What is needed is the number of lines below that contain the word "title", with no other output.

━━━━━━━━━━━━━━━━

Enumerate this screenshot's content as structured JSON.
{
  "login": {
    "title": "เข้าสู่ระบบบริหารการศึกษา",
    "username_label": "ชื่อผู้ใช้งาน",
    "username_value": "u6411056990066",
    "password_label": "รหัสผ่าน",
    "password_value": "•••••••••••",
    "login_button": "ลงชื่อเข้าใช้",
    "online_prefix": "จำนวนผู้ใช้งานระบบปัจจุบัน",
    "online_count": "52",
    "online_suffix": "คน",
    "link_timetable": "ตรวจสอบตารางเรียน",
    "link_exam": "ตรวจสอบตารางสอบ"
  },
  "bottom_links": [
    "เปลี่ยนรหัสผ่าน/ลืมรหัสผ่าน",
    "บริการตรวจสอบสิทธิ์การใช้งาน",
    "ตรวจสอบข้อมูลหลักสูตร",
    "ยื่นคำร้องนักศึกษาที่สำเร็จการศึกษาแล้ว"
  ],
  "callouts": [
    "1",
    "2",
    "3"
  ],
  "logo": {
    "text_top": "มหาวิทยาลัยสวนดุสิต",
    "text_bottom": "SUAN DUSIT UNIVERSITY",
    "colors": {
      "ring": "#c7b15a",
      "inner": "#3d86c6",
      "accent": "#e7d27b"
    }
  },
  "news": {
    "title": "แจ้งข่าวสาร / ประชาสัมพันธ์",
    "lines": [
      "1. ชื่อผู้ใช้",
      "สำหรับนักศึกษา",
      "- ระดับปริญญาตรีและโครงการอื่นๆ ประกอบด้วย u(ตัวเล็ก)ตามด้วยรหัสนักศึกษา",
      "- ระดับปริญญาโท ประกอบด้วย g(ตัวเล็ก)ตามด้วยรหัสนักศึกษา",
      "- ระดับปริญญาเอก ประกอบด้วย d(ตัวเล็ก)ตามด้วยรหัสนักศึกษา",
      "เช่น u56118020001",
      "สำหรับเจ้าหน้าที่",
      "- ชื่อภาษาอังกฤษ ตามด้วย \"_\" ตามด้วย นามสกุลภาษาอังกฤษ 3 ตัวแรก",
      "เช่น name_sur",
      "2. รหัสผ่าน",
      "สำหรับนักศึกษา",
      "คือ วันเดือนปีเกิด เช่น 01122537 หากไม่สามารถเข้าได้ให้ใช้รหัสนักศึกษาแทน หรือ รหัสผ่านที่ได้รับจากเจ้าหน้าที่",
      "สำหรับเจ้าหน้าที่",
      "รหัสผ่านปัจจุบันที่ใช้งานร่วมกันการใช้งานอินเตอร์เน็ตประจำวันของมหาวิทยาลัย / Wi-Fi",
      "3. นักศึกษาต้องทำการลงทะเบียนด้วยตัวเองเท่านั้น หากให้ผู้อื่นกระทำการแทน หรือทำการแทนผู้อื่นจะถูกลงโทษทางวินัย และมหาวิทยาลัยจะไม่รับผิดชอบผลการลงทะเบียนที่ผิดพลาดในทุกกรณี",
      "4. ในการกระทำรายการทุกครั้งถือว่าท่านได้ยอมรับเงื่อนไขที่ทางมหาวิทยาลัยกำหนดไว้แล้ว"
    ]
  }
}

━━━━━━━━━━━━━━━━

→ **Answer space**: 2